▸ **Data for processing**:

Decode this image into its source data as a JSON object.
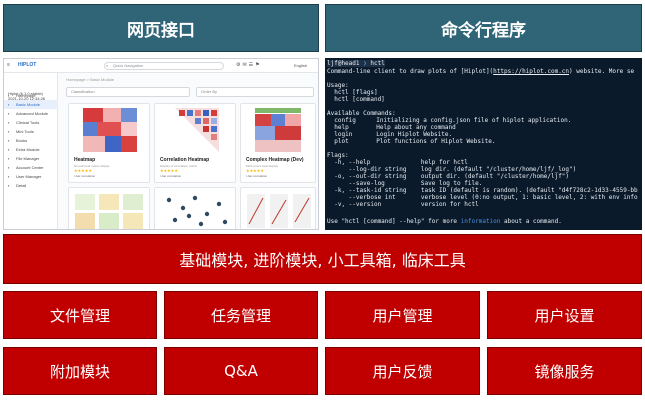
{
  "headers": {
    "web": "网页接口",
    "cli": "命令行程序"
  },
  "banner": "基础模块, 进阶模块, 小工具箱, 临床工具",
  "boxes_row1": [
    "文件管理",
    "任务管理",
    "用户管理",
    "用户设置"
  ],
  "boxes_row2": [
    "附加模块",
    "Q&A",
    "用户反馈",
    "镜像服务"
  ],
  "web_ui": {
    "logo": "HIPLOT",
    "search_placeholder": "Quick Navigation",
    "language": "English",
    "user_lines": [
      "Hiplot (6.1.0-stable)",
      "2021-10-20 12:34:26"
    ],
    "nav": [
      "Homepage",
      "Basic Module",
      "Advanced Module",
      "Clinical Tools",
      "Mini Tools",
      "Books",
      "Extra Module",
      "File Manager",
      "Account Center",
      "User Manager",
      "Detail"
    ],
    "active_nav": "Basic Module",
    "breadcrumb": "Homepage  >  Basic Module",
    "filter_classification": "Classification",
    "filter_order": "Order By",
    "cards": [
      {
        "title": "Heatmap",
        "desc": "Normal heat matrix display",
        "stars": "★★★★★",
        "tags": "r-bar  correlation"
      },
      {
        "title": "Correlation Heatmap",
        "desc": "Display of correlation matrix",
        "stars": "★★★★★",
        "tags": "r-bar  correlation"
      },
      {
        "title": "Complex Heatmap (Dev)",
        "desc": "Multi-omics heat display",
        "stars": "★★★★★",
        "tags": "r-bar  correlation"
      }
    ]
  },
  "terminal": {
    "prompt_user": "ljf@head1",
    "prompt_cmd": "hctl",
    "intro_a": "Command-line client to draw plots of [Hiplot](",
    "intro_url": "https://hiplot.com.cn",
    "intro_b": ") website. More se",
    "usage_title": "Usage:",
    "usage_lines": [
      "  hctl [flags]",
      "  hctl [command]"
    ],
    "commands_title": "Available Commands:",
    "commands": [
      {
        "name": "config",
        "desc": "Initializing a config.json file of hiplot application."
      },
      {
        "name": "help",
        "desc": "Help about any command"
      },
      {
        "name": "login",
        "desc": "Login Hiplot Website."
      },
      {
        "name": "plot",
        "desc": "Plot functions of Hiplot Website."
      }
    ],
    "flags_title": "Flags:",
    "flags": [
      "  -h, --help              help for hctl",
      "      --log-dir string    log dir. (default \"/cluster/home/ljf/_log\")",
      "  -o, --out-dir string    output dir. (default \"/cluster/home/ljf\")",
      "      --save-log          Save log to file.",
      "  -k, --task-id string    task ID (default is random). (default \"d4f728c2-1d33-4559-bb",
      "      --verbose int       verbose level (0:no output, 1: basic level, 2: with env info",
      "  -v, --version           version for hctl"
    ],
    "footer_a": "Use \"hctl [command] --help\" for more ",
    "footer_info": "information",
    "footer_b": " about a command."
  },
  "colors": {
    "header_bg": "#2f6577",
    "module_bg": "#c00000",
    "terminal_bg": "#0b1a2a"
  }
}
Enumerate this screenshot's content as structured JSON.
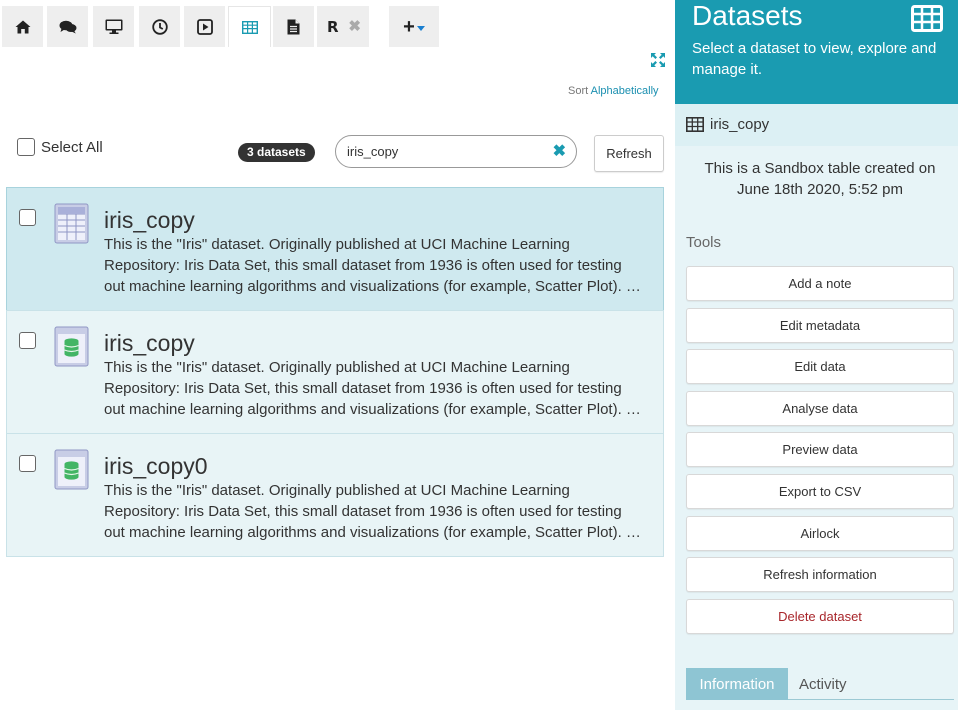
{
  "tabs": {
    "r_label": "R",
    "r_close": "✖",
    "add": "+"
  },
  "sort": {
    "label": "Sort",
    "value": "Alphabetically"
  },
  "controls": {
    "select_all": "Select All",
    "count": "3 datasets",
    "search_value": "iris_copy",
    "clear": "✖",
    "refresh": "Refresh"
  },
  "datasets": [
    {
      "name": "iris_copy",
      "icon": "table-icon",
      "desc": "This is the \"Iris\" dataset. Originally published at UCI Machine Learning Repository: Iris Data Set, this small dataset from 1936 is often used for testing out machine learning algorithms and visualizations (for example, Scatter Plot). …"
    },
    {
      "name": "iris_copy",
      "icon": "database-icon",
      "desc": "This is the \"Iris\" dataset. Originally published at UCI Machine Learning Repository: Iris Data Set, this small dataset from 1936 is often used for testing out machine learning algorithms and visualizations (for example, Scatter Plot). …"
    },
    {
      "name": "iris_copy0",
      "icon": "database-icon",
      "desc": "This is the \"Iris\" dataset. Originally published at UCI Machine Learning Repository: Iris Data Set, this small dataset from 1936 is often used for testing out machine learning algorithms and visualizations (for example, Scatter Plot). …"
    }
  ],
  "panel": {
    "title": "Datasets",
    "subtitle": "Select a dataset to view, explore and manage it.",
    "selected_name": "iris_copy",
    "created": "This is a Sandbox table created on June 18th 2020, 5:52 pm",
    "tools_label": "Tools",
    "tools": [
      "Add a note",
      "Edit metadata",
      "Edit data",
      "Analyse data",
      "Preview data",
      "Export to CSV",
      "Airlock",
      "Refresh information",
      "Delete dataset"
    ],
    "tab_information": "Information",
    "tab_activity": "Activity"
  },
  "colors": {
    "accent": "#1a9bb1",
    "panel_bg": "#e7f4f7",
    "danger": "#a8262b",
    "selected_row": "#cfe9ef"
  }
}
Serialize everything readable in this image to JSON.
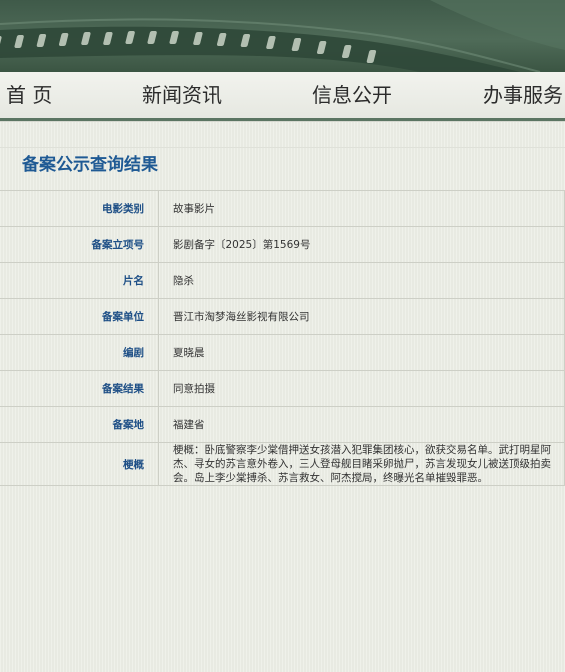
{
  "nav": {
    "items": [
      "首 页",
      "新闻资讯",
      "信息公开",
      "办事服务"
    ]
  },
  "result": {
    "title": "备案公示查询结果",
    "rows": [
      {
        "label": "电影类别",
        "value": "故事影片"
      },
      {
        "label": "备案立项号",
        "value": "影剧备字〔2025〕第1569号"
      },
      {
        "label": "片名",
        "value": "隐杀"
      },
      {
        "label": "备案单位",
        "value": "晋江市淘梦海丝影视有限公司"
      },
      {
        "label": "编剧",
        "value": "夏晓晨"
      },
      {
        "label": "备案结果",
        "value": "同意拍摄"
      },
      {
        "label": "备案地",
        "value": "福建省"
      },
      {
        "label": "梗概",
        "value": "梗概：卧底警察李少棠借押送女孩潜入犯罪集团核心，欲获交易名单。武打明星阿杰、寻女的苏言意外卷入，三人登母舰目睹采卵抛尸，苏言发现女儿被送顶级拍卖会。岛上李少棠搏杀、苏言救女、阿杰搅局，终曝光名单摧毁罪恶。"
      }
    ]
  },
  "colors": {
    "banner": "#46624f",
    "nav_border": "#5b7562",
    "title": "#1f5a94",
    "label": "#1e4f86"
  }
}
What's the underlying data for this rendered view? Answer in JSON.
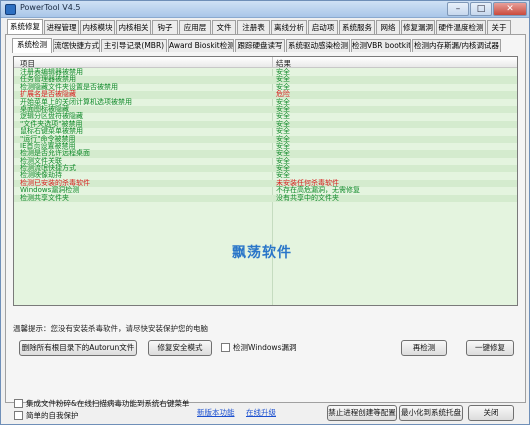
{
  "window": {
    "title": "PowerTool V4.5",
    "minimize": "–",
    "maximize": "□",
    "close": "✕"
  },
  "main_tabs": [
    {
      "label": "系统修复",
      "active": true
    },
    {
      "label": "进程管理"
    },
    {
      "label": "内核模块"
    },
    {
      "label": "内核相关"
    },
    {
      "label": "钩子"
    },
    {
      "label": "应用层"
    },
    {
      "label": "文件"
    },
    {
      "label": "注册表"
    },
    {
      "label": "离线分析"
    },
    {
      "label": "启动项"
    },
    {
      "label": "系统服务"
    },
    {
      "label": "网络"
    },
    {
      "label": "修复漏洞"
    },
    {
      "label": "硬件温度检测"
    },
    {
      "label": "关于"
    }
  ],
  "sub_tabs": [
    {
      "label": "系统检测",
      "active": true
    },
    {
      "label": "流氓快捷方式"
    },
    {
      "label": "主引导记录(MBR)"
    },
    {
      "label": "Award Bioskit检测"
    },
    {
      "label": "跟踪硬盘读写"
    },
    {
      "label": "系统驱动感染检测"
    },
    {
      "label": "检测VBR bootkit"
    },
    {
      "label": "检测内存斯漏/内核调试器"
    }
  ],
  "list": {
    "col_item": "项目",
    "col_result": "结果",
    "rows": [
      {
        "item": "注册表编辑器被禁用",
        "result": "安全",
        "status": "safe"
      },
      {
        "item": "任务管理器被禁用",
        "result": "安全",
        "status": "safe"
      },
      {
        "item": "检测隐藏文件夹设置是否被禁用",
        "result": "安全",
        "status": "safe"
      },
      {
        "item": "扩展名是否被隐藏",
        "result": "危险",
        "status": "danger"
      },
      {
        "item": "开始菜单上的关闭计算机选项被禁用",
        "result": "安全",
        "status": "safe"
      },
      {
        "item": "桌面图标被隐藏",
        "result": "安全",
        "status": "safe"
      },
      {
        "item": "逻辑分区盘符被隐藏",
        "result": "安全",
        "status": "safe"
      },
      {
        "item": "\"文件夹选项\"被禁用",
        "result": "安全",
        "status": "safe"
      },
      {
        "item": "鼠标右键菜单被禁用",
        "result": "安全",
        "status": "safe"
      },
      {
        "item": "\"运行\"命令被禁用",
        "result": "安全",
        "status": "safe"
      },
      {
        "item": "IE首页设置被禁用",
        "result": "安全",
        "status": "safe"
      },
      {
        "item": "检测是否允许远程桌面",
        "result": "安全",
        "status": "safe"
      },
      {
        "item": "检测文件关联",
        "result": "安全",
        "status": "safe"
      },
      {
        "item": "检测流氓快捷方式",
        "result": "安全",
        "status": "safe"
      },
      {
        "item": "检测映像劫持",
        "result": "安全",
        "status": "safe"
      },
      {
        "item": "检测已安装的杀毒软件",
        "result": "未安装任何杀毒软件",
        "status": "danger"
      },
      {
        "item": "Windows漏洞检测",
        "result": "不存在高危漏洞，无需修复",
        "status": "safe"
      },
      {
        "item": "检测共享文件夹",
        "result": "没有共享中的文件夹",
        "status": "safe"
      }
    ]
  },
  "watermark": "飘荡软件",
  "hint": "温馨提示：您没有安装杀毒软件，请尽快安装保护您的电脑",
  "buttons": {
    "delete_autorun": "删除所有根目录下的Autorun文件",
    "repair_safe_mode": "修复安全模式",
    "check_windows_vuln": "检测Windows漏洞",
    "recheck": "再检测",
    "one_click_repair": "一键修复"
  },
  "footer": {
    "integrate_menu": "集成文件粉碎&在线扫描病毒功能到系统右键菜单",
    "self_protect": "简单的自我保护",
    "new_features": "新版本功能",
    "online_update": "在线升级",
    "block_create_process": "禁止进程创建等配置",
    "minimize_tray": "最小化到系统托盘",
    "close": "关闭"
  }
}
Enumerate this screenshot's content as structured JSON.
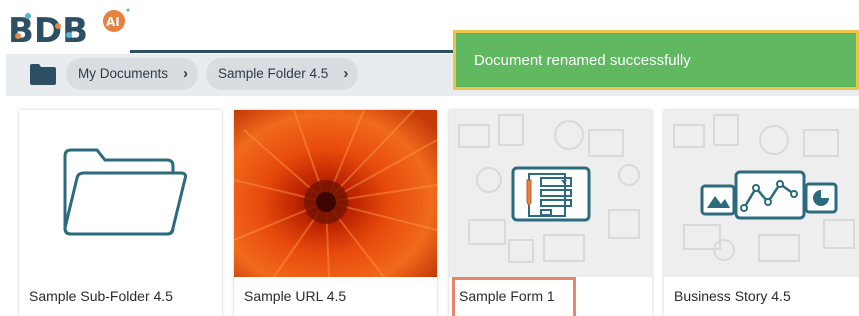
{
  "app": {
    "logo_text": "BDB",
    "logo_badge": "AI"
  },
  "breadcrumb": {
    "items": [
      {
        "label": "My Documents"
      },
      {
        "label": "Sample Folder 4.5"
      }
    ]
  },
  "toast": {
    "message": "Document renamed successfully"
  },
  "cards": [
    {
      "title": "Sample Sub-Folder 4.5",
      "kind": "folder-icon"
    },
    {
      "title": "Sample URL 4.5",
      "kind": "flower-image"
    },
    {
      "title": "Sample Form 1",
      "kind": "form-icon"
    },
    {
      "title": "Business Story 4.5",
      "kind": "story-icon"
    }
  ],
  "colors": {
    "accent": "#2c4f64",
    "toast_bg": "#60b860",
    "toast_border": "#e9c54a",
    "highlight": "#e8866a"
  }
}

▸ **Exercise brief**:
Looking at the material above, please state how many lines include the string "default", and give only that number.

▸ **Solution to the exercise**:
3